Compute how many lines in the entries below include the string "icon". Only the number is wanted.

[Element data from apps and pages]
+ + + + + + +
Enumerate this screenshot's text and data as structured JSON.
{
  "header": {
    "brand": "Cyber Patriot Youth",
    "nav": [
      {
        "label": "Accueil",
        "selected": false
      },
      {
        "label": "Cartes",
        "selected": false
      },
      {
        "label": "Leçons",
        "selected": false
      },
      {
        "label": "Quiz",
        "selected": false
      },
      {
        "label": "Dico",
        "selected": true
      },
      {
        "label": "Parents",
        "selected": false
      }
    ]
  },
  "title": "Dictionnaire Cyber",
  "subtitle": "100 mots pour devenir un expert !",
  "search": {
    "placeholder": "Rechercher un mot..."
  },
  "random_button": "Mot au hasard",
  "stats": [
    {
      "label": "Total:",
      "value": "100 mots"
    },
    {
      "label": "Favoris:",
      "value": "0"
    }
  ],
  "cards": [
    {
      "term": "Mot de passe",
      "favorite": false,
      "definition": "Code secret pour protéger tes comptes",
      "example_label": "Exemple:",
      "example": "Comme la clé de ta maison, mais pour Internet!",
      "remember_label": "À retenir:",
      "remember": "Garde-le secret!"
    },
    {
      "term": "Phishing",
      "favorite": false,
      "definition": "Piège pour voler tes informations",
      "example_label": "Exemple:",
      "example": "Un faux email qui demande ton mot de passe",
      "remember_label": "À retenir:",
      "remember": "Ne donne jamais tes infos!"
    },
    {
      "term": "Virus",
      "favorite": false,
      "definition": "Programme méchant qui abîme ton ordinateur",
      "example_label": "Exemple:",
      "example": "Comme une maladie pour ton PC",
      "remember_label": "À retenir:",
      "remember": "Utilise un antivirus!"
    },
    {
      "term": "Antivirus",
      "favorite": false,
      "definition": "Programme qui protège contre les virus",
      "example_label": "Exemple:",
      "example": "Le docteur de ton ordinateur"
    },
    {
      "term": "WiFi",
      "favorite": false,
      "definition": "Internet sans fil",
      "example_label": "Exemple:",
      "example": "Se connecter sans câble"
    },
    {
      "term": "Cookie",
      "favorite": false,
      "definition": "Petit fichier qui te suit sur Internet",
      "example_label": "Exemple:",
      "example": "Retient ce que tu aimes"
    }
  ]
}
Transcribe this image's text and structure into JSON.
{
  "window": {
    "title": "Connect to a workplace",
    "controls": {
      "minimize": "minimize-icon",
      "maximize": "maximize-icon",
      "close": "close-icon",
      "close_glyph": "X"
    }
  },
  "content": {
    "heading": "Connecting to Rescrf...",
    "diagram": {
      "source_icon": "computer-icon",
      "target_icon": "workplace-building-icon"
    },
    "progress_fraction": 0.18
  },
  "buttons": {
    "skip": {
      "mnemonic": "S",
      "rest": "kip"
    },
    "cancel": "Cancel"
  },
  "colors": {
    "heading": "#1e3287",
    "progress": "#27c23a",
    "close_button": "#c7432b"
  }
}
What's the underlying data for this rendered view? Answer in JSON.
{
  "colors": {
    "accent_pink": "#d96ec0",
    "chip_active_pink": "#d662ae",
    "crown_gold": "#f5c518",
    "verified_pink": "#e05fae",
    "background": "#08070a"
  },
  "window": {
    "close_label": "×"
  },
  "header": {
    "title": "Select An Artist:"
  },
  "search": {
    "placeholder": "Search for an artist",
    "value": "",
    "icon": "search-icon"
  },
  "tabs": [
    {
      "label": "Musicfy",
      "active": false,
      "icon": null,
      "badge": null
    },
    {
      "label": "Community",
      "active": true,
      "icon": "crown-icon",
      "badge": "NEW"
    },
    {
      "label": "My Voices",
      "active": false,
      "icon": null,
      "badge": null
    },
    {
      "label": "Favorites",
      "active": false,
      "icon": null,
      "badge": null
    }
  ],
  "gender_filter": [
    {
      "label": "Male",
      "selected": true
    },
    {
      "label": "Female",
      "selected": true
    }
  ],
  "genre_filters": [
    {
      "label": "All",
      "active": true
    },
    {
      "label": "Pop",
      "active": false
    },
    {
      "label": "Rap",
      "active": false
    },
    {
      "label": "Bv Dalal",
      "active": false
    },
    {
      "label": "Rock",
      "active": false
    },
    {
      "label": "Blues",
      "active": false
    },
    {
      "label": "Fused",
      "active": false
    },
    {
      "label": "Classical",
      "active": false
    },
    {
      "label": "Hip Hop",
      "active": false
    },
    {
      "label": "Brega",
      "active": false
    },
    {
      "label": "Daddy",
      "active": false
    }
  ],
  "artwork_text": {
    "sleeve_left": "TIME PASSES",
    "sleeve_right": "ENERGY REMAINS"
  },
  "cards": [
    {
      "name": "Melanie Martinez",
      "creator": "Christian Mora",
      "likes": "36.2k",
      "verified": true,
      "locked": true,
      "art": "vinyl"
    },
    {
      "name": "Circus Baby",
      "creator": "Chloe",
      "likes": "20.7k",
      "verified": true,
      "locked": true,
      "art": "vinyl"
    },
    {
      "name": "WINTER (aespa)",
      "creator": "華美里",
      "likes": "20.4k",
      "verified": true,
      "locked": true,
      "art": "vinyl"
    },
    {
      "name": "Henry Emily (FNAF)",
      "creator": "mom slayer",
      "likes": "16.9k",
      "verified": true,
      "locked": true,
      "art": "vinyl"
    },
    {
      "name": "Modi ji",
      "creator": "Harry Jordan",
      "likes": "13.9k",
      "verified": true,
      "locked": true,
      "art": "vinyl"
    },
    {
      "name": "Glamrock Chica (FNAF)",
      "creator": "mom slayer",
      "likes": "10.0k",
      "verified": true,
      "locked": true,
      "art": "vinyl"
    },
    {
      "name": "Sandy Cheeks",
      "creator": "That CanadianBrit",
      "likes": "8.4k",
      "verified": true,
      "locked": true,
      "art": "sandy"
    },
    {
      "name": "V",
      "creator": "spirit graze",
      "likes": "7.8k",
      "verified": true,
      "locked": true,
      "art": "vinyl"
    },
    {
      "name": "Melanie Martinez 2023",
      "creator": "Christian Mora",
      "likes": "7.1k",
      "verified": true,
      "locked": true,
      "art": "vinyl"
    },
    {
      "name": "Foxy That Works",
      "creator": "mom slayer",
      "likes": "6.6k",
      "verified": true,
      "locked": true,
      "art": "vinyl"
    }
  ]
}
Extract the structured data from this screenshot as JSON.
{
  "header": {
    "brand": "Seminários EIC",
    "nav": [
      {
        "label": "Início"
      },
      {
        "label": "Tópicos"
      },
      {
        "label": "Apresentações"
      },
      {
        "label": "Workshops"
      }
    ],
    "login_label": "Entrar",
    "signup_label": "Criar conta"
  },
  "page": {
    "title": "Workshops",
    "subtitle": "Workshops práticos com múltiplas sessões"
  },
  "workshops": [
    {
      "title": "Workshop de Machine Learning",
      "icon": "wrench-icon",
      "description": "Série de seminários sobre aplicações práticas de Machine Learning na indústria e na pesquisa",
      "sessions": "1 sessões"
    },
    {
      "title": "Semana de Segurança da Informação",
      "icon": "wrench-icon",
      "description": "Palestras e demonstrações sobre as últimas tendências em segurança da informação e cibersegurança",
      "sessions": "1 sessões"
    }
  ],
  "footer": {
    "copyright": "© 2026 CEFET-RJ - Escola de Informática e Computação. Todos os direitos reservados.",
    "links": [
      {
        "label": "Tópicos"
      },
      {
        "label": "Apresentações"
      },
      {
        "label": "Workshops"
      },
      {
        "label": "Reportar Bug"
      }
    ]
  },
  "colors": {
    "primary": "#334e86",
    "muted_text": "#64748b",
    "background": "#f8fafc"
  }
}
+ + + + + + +
# Result:
12